● Task directions
Without the pictures, reproduce the records that follow exactly.

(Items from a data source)
BEGIN

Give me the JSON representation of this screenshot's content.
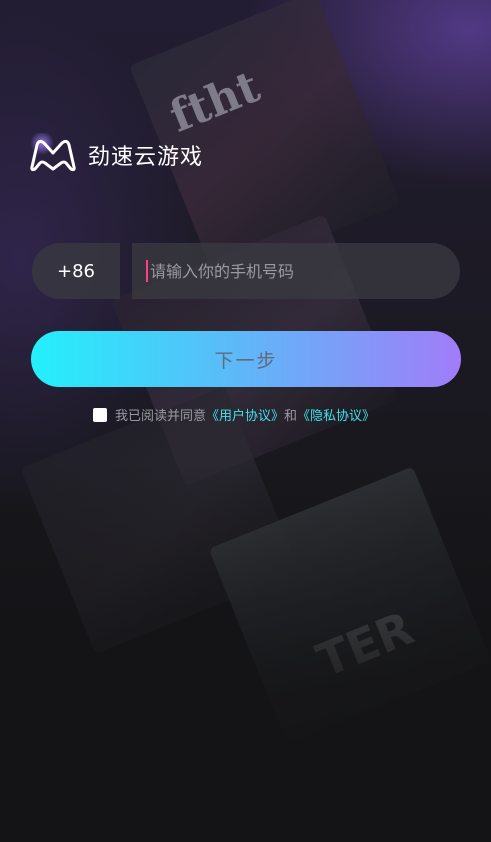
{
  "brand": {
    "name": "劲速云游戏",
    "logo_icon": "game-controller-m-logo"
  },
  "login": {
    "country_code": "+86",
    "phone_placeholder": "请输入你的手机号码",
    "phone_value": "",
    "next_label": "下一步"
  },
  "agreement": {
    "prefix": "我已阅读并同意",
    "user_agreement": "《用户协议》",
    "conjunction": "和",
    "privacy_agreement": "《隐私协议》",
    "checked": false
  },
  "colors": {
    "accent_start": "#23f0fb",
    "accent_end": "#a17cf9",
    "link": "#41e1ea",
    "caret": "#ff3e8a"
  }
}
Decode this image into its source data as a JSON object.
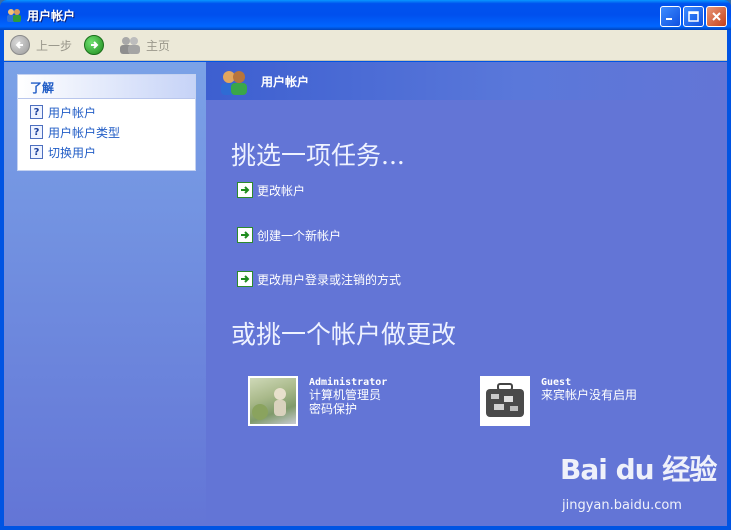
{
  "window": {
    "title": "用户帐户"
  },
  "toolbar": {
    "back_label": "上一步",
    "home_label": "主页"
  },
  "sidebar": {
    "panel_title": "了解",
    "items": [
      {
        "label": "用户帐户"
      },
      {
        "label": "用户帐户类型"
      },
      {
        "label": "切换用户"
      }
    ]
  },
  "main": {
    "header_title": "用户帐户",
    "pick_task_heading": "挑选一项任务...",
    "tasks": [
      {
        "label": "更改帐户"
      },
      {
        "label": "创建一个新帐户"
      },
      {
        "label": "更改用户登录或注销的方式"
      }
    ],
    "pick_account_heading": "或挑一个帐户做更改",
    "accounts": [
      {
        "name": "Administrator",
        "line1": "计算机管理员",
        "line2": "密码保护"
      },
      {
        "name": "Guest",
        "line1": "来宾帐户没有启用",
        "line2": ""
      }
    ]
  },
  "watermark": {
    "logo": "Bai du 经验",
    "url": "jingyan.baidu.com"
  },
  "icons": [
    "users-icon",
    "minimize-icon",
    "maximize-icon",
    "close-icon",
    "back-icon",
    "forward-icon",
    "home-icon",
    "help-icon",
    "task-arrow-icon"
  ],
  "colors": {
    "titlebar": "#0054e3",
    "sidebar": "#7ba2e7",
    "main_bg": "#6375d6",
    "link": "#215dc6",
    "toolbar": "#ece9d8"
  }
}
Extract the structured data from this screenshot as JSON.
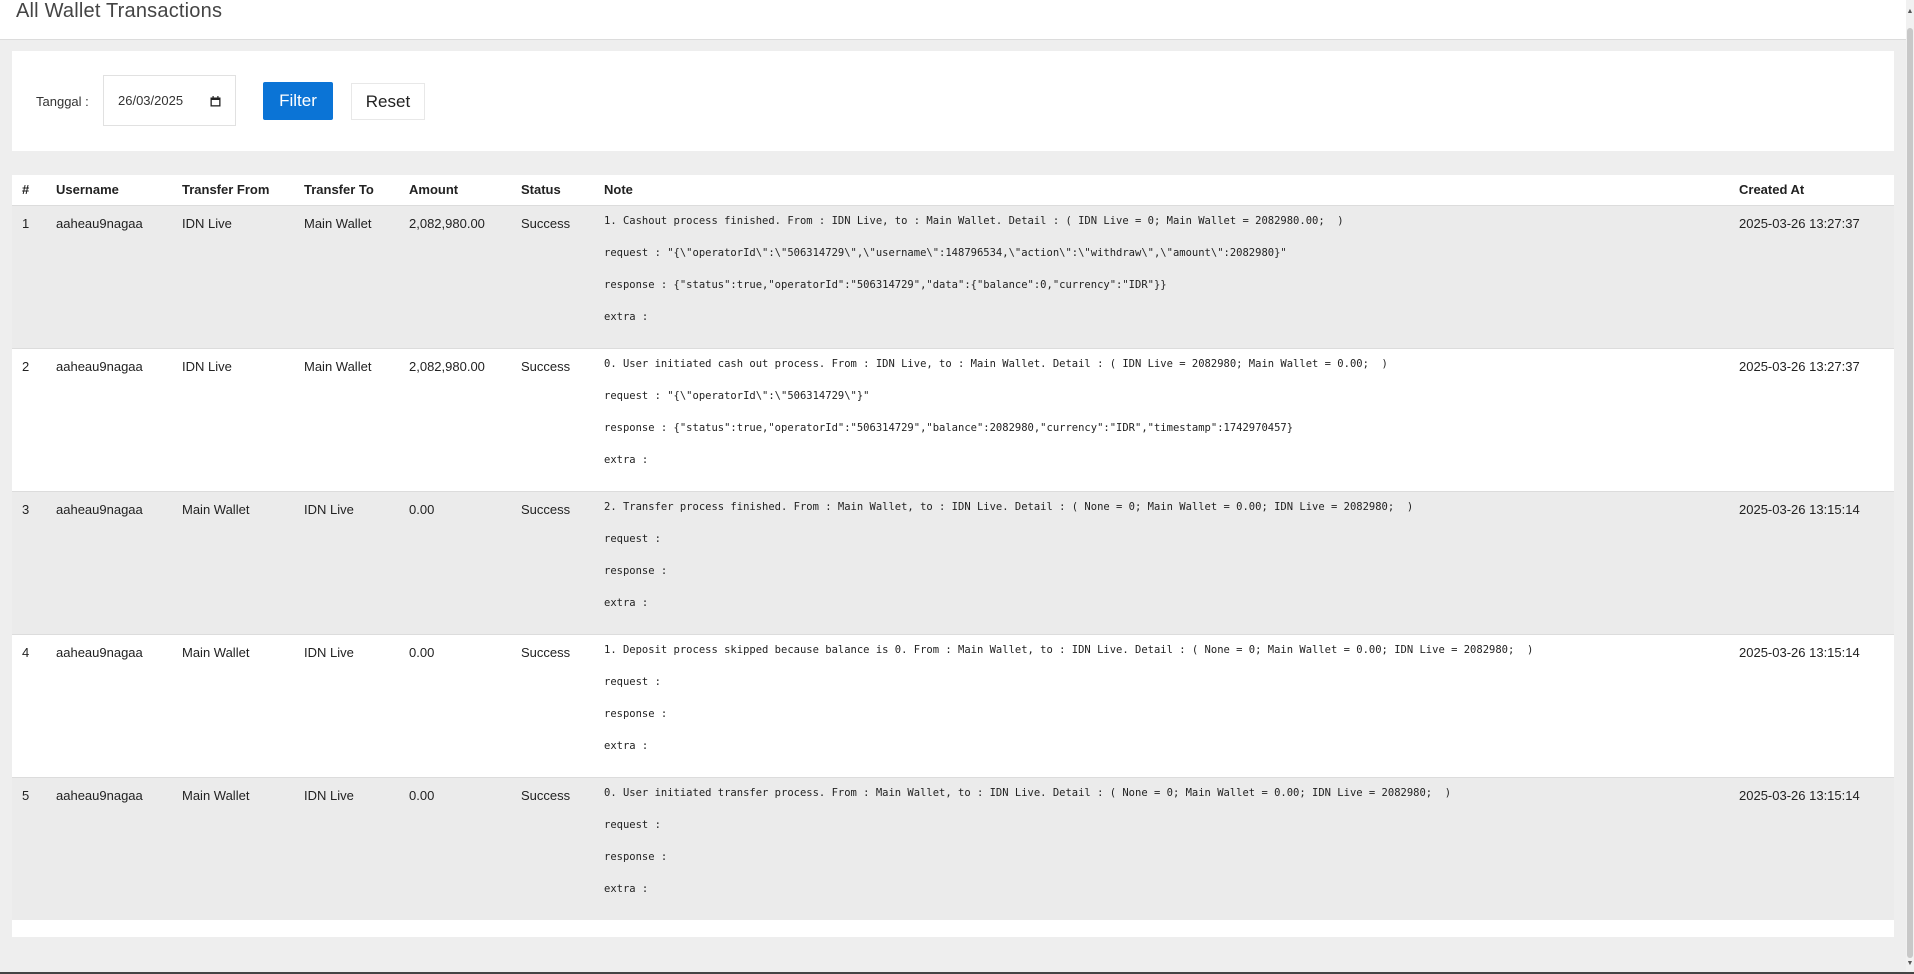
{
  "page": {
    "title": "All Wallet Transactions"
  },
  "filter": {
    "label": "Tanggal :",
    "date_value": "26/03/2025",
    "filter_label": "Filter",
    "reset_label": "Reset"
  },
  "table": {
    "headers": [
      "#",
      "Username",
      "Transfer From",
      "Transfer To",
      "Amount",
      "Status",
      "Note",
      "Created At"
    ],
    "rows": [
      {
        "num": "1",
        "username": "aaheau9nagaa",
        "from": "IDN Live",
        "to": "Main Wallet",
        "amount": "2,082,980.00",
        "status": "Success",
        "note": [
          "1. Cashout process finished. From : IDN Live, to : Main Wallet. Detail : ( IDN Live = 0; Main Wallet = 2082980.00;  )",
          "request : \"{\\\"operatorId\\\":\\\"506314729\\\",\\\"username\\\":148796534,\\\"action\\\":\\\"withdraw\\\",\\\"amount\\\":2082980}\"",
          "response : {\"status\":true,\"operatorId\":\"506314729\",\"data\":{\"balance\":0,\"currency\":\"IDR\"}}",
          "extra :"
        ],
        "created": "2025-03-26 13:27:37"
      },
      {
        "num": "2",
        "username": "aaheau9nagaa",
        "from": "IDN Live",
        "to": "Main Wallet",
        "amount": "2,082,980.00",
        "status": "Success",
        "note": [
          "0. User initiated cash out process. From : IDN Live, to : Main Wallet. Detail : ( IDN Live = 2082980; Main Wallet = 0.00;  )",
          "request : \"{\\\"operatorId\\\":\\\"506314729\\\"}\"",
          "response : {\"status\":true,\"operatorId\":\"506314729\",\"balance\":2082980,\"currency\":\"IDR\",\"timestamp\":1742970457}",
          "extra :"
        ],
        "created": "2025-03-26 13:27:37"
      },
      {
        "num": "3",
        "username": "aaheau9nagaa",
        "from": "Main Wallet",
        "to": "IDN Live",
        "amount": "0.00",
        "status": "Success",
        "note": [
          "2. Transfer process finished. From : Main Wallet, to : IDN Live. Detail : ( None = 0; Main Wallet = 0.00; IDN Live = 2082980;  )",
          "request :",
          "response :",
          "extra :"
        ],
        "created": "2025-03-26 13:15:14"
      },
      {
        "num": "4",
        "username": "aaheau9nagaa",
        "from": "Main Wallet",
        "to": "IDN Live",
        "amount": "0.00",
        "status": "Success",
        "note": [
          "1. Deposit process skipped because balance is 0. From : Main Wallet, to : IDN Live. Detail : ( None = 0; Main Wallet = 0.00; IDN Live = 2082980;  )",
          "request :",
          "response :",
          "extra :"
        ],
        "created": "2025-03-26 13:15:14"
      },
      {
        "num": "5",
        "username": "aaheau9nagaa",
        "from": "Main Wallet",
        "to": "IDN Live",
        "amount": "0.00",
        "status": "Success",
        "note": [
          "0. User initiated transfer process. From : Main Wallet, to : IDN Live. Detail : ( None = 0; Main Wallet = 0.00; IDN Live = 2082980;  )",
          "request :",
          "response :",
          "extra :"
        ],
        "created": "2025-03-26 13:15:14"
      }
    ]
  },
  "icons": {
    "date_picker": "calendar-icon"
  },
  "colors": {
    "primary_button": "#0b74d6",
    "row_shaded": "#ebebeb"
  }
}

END

● Solution to the exercise
Give me the JSON representation of this screenshot's content.
{
  "brand": {
    "name": "劲速云游戏",
    "logo_icon": "game-controller-m-logo"
  },
  "login": {
    "country_code": "+86",
    "phone_placeholder": "请输入你的手机号码",
    "phone_value": "",
    "next_label": "下一步"
  },
  "agreement": {
    "prefix": "我已阅读并同意",
    "user_agreement": "《用户协议》",
    "conjunction": "和",
    "privacy_agreement": "《隐私协议》",
    "checked": false
  },
  "colors": {
    "accent_start": "#23f0fb",
    "accent_end": "#a17cf9",
    "link": "#41e1ea",
    "caret": "#ff3e8a"
  }
}
Decode this image into its source data as a JSON object.
{
  "window": {
    "title": "用户帐户"
  },
  "toolbar": {
    "back_label": "上一步",
    "home_label": "主页"
  },
  "sidebar": {
    "panel_title": "了解",
    "items": [
      {
        "label": "用户帐户"
      },
      {
        "label": "用户帐户类型"
      },
      {
        "label": "切换用户"
      }
    ]
  },
  "main": {
    "header_title": "用户帐户",
    "pick_task_heading": "挑选一项任务...",
    "tasks": [
      {
        "label": "更改帐户"
      },
      {
        "label": "创建一个新帐户"
      },
      {
        "label": "更改用户登录或注销的方式"
      }
    ],
    "pick_account_heading": "或挑一个帐户做更改",
    "accounts": [
      {
        "name": "Administrator",
        "line1": "计算机管理员",
        "line2": "密码保护"
      },
      {
        "name": "Guest",
        "line1": "来宾帐户没有启用",
        "line2": ""
      }
    ]
  },
  "watermark": {
    "logo": "Bai du 经验",
    "url": "jingyan.baidu.com"
  },
  "icons": [
    "users-icon",
    "minimize-icon",
    "maximize-icon",
    "close-icon",
    "back-icon",
    "forward-icon",
    "home-icon",
    "help-icon",
    "task-arrow-icon"
  ],
  "colors": {
    "titlebar": "#0054e3",
    "sidebar": "#7ba2e7",
    "main_bg": "#6375d6",
    "link": "#215dc6",
    "toolbar": "#ece9d8"
  }
}
Extract the structured data from this screenshot as JSON.
{
  "page": {
    "title": "All Wallet Transactions"
  },
  "filter": {
    "label": "Tanggal :",
    "date_value": "26/03/2025",
    "filter_label": "Filter",
    "reset_label": "Reset"
  },
  "table": {
    "headers": [
      "#",
      "Username",
      "Transfer From",
      "Transfer To",
      "Amount",
      "Status",
      "Note",
      "Created At"
    ],
    "rows": [
      {
        "num": "1",
        "username": "aaheau9nagaa",
        "from": "IDN Live",
        "to": "Main Wallet",
        "amount": "2,082,980.00",
        "status": "Success",
        "note": [
          "1. Cashout process finished. From : IDN Live, to : Main Wallet. Detail : ( IDN Live = 0; Main Wallet = 2082980.00;  )",
          "request : \"{\\\"operatorId\\\":\\\"506314729\\\",\\\"username\\\":148796534,\\\"action\\\":\\\"withdraw\\\",\\\"amount\\\":2082980}\"",
          "response : {\"status\":true,\"operatorId\":\"506314729\",\"data\":{\"balance\":0,\"currency\":\"IDR\"}}",
          "extra :"
        ],
        "created": "2025-03-26 13:27:37"
      },
      {
        "num": "2",
        "username": "aaheau9nagaa",
        "from": "IDN Live",
        "to": "Main Wallet",
        "amount": "2,082,980.00",
        "status": "Success",
        "note": [
          "0. User initiated cash out process. From : IDN Live, to : Main Wallet. Detail : ( IDN Live = 2082980; Main Wallet = 0.00;  )",
          "request : \"{\\\"operatorId\\\":\\\"506314729\\\"}\"",
          "response : {\"status\":true,\"operatorId\":\"506314729\",\"balance\":2082980,\"currency\":\"IDR\",\"timestamp\":1742970457}",
          "extra :"
        ],
        "created": "2025-03-26 13:27:37"
      },
      {
        "num": "3",
        "username": "aaheau9nagaa",
        "from": "Main Wallet",
        "to": "IDN Live",
        "amount": "0.00",
        "status": "Success",
        "note": [
          "2. Transfer process finished. From : Main Wallet, to : IDN Live. Detail : ( None = 0; Main Wallet = 0.00; IDN Live = 2082980;  )",
          "request :",
          "response :",
          "extra :"
        ],
        "created": "2025-03-26 13:15:14"
      },
      {
        "num": "4",
        "username": "aaheau9nagaa",
        "from": "Main Wallet",
        "to": "IDN Live",
        "amount": "0.00",
        "status": "Success",
        "note": [
          "1. Deposit process skipped because balance is 0. From : Main Wallet, to : IDN Live. Detail : ( None = 0; Main Wallet = 0.00; IDN Live = 2082980;  )",
          "request :",
          "response :",
          "extra :"
        ],
        "created": "2025-03-26 13:15:14"
      },
      {
        "num": "5",
        "username": "aaheau9nagaa",
        "from": "Main Wallet",
        "to": "IDN Live",
        "amount": "0.00",
        "status": "Success",
        "note": [
          "0. User initiated transfer process. From : Main Wallet, to : IDN Live. Detail : ( None = 0; Main Wallet = 0.00; IDN Live = 2082980;  )",
          "request :",
          "response :",
          "extra :"
        ],
        "created": "2025-03-26 13:15:14"
      }
    ]
  },
  "icons": {
    "date_picker": "calendar-icon"
  },
  "colors": {
    "primary_button": "#0b74d6",
    "row_shaded": "#ebebeb"
  }
}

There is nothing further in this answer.